Written by Ben Ellison on Aug 5, 2013 for Panbo, The Marine Electronics Hub
Hat’s off to Professor Todd Humphreys and his grad students for not only demonstrating that GPS spoofing is possible but for doing so in such a dramatic fashion that they got the whole media world chattering about it. For instance, Fox News led their story with “The world’s GPS system is vulnerable to hackers or terrorists who could use it to hijack ships — even commercial airliners, according to a frightening new study that exposes a huge potential hole in national security.” While I think that’s an overheated conclusion, I suspect that we may need an even greater scare to finally build out a secondary form of civilian electronic position fixing…
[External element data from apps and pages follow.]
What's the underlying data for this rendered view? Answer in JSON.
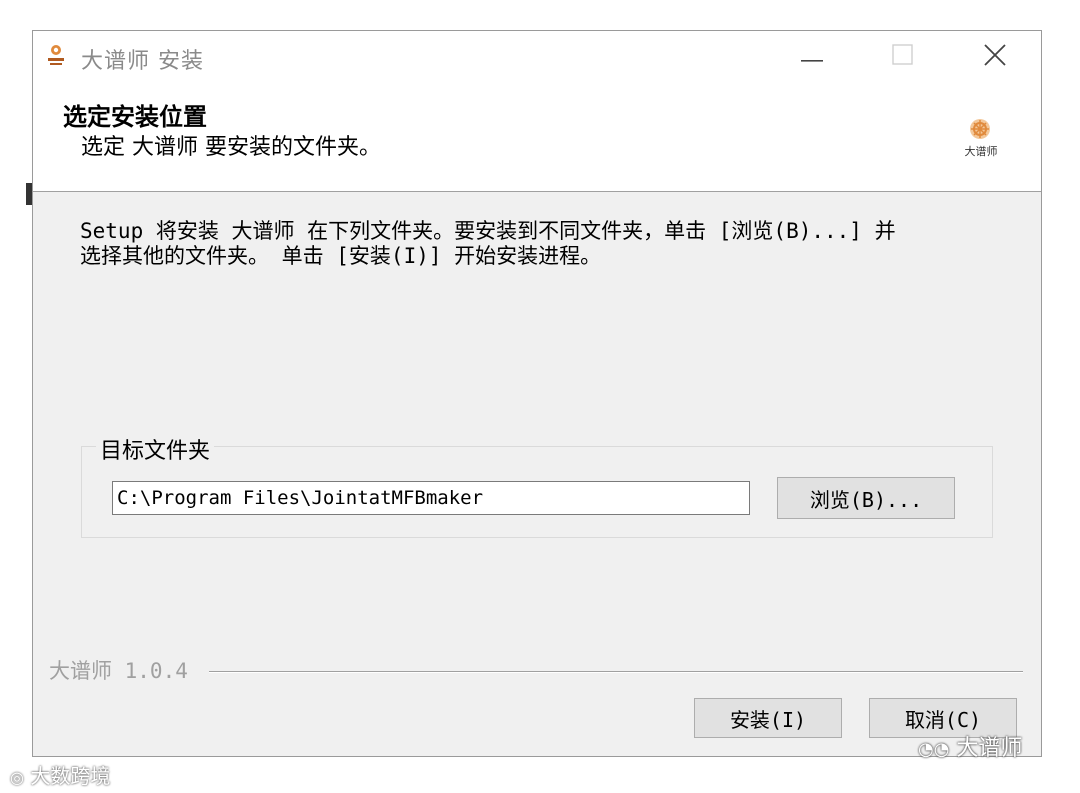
{
  "window": {
    "title": "大谱师 安装",
    "controls": {
      "minimize_icon": "minimize-icon",
      "maximize_icon": "maximize-icon",
      "close_icon": "close-icon"
    }
  },
  "header": {
    "title": "选定安装位置",
    "subtitle": "选定 大谱师 要安装的文件夹。",
    "logo_text": "大谱师"
  },
  "body": {
    "line1": "Setup 将安装 大谱师 在下列文件夹。要安装到不同文件夹，单击 [浏览(B)...] 并",
    "line2": "选择其他的文件夹。 单击 [安装(I)] 开始安装进程。"
  },
  "destination": {
    "group_label": "目标文件夹",
    "path_value": "C:\\Program Files\\JointatMFBmaker",
    "browse_label": "浏览(B)..."
  },
  "footer": {
    "brand": "大谱师 1.0.4",
    "install_label": "安装(I)",
    "cancel_label": "取消(C)"
  },
  "watermarks": {
    "right": "大谱师",
    "left": "大数跨境"
  },
  "colors": {
    "dialog_bg": "#f0f0f0",
    "header_bg": "#ffffff",
    "logo_accent": "#e08a3c"
  }
}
What the University of Texas at Austin engineering team did is probably best described at their own site and in their YouTube video. In short, they were able to fool a serious GPS navigation system into thinking it was going some place it wasn’t, which is far more sinister than GPS jamming. No alarms sounded, and the autopilot started steering some place the crew didn’t realize their vessel was going. The fact that Humphreys managed to conduct this experiment on an 80 million dollar superyacht, with a proper captain and crew in whites, mainly served to make the story a lot more compelling.
The fact is that GPS spoofing has been a worry for many years. One of my most memorable interviews took place in 2001 with a former administrator of the FAA named Langhorne Bond. We had a phone conversation that went on for hours and then he followed with a 116-page fax further detailing the dangers of over-dependence on GPS. The PMY article that followed — The Dark Side of GPS — quotes Bond thusly: “If we rely on GPS alone, there is the risk, indeed the likelihood, of multiple aviation and marine catastrophes.”
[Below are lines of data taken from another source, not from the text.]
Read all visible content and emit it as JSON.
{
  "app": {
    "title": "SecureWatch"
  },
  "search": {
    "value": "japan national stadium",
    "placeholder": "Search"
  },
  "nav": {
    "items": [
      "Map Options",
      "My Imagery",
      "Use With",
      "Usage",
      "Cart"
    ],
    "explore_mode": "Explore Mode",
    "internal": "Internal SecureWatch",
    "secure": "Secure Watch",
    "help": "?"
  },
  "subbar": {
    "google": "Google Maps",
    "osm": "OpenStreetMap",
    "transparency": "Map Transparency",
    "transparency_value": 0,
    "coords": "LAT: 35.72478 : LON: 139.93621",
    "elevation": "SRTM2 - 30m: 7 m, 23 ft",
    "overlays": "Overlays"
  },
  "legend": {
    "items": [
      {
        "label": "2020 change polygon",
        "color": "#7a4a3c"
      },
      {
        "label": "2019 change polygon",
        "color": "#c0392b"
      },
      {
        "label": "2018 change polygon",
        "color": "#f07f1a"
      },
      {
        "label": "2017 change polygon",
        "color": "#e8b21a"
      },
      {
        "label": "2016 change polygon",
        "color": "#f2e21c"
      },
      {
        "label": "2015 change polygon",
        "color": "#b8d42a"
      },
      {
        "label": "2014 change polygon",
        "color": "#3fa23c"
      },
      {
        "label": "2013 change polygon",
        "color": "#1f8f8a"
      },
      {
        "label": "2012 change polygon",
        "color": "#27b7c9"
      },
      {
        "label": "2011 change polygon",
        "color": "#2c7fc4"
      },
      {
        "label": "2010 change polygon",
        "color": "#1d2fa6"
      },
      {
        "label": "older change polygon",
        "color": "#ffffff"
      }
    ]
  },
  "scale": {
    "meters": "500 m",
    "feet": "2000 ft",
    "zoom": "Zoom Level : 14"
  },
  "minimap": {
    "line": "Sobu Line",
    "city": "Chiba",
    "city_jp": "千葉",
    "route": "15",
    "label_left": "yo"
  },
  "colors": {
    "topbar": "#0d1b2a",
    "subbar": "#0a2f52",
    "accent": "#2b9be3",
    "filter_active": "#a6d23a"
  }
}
That was back when many experts like Bond were lobbying to convert the existing Loran system into a modern eLoran version that would nicely backup GPS using an entirely different technology that’s harder to jam or spoof. But the Obama administration killed the U.S. eLoran project in 2010 and at least some of the old towers were destroyed. Heck, the U.S. Congress just completely cut the FAA’s 20 million dollar budget for GPS modernization!
It’s great to see companies like Garmin incorporating the Russian GLONASS version of Global Navigation Satellite Systems — or GNSS, with “GPS” being the American version — into even the smallish GPSmap 741 seen above monitoring both systems from here in Camden, Maine. The more satellites the better for accuracy as well as reliability in difficult conditions. But I believe that GPS jamming is fairly easy to extend to GLONASS as well as Chinese and European GNSS in development, and it’s noteworthy that South Korea, which actually does get jammed by their northern neighbor, has decided to build an eLoran system.
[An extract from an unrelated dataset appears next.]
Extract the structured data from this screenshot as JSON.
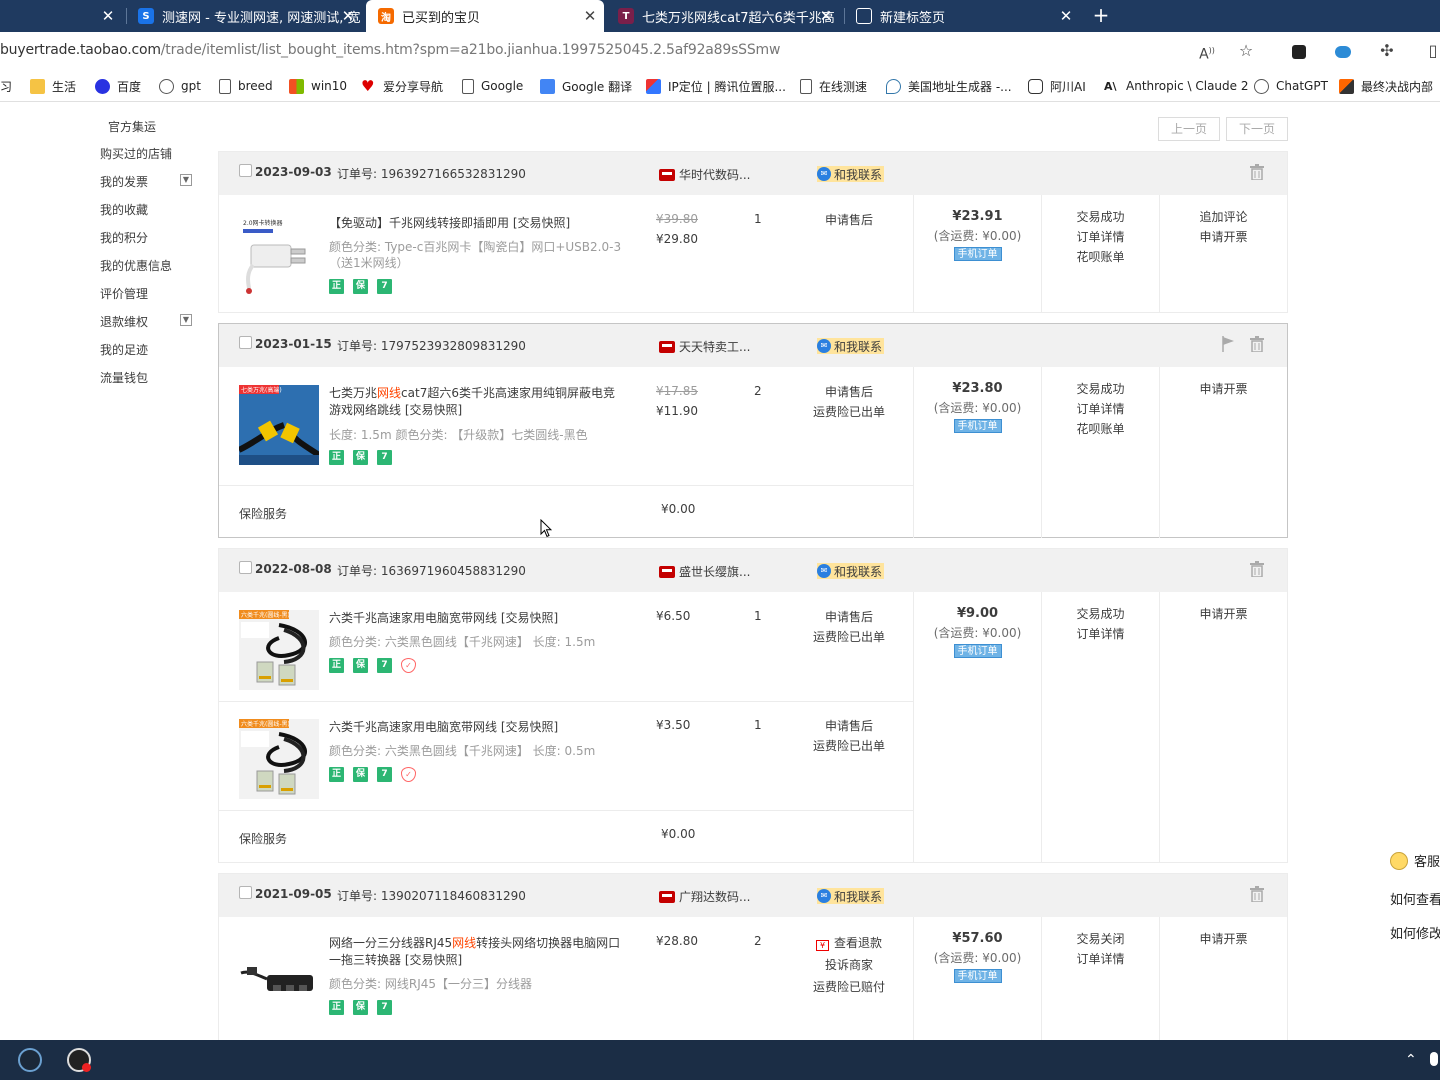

Then again, there’s never been a malevolent use of GPS spoofing that I know of, and I suspect that the spoofed White Rose of Drachs crew would have seen a problem before anything catastrophic happened, because they use other means of navigation like radar, depth sensing, and magnetic heading. Like we all do, right? I fear we’ll have to wait for a really good backup electronic positioning system, but in the meantime, I’m not sure there’s a better presentation on where “GPS” is heading, and the booby traps involved, than Todd Humrphey’s TED talk, which begins with the important slide below. The better it works, the worse it may hurt when it doesn’t.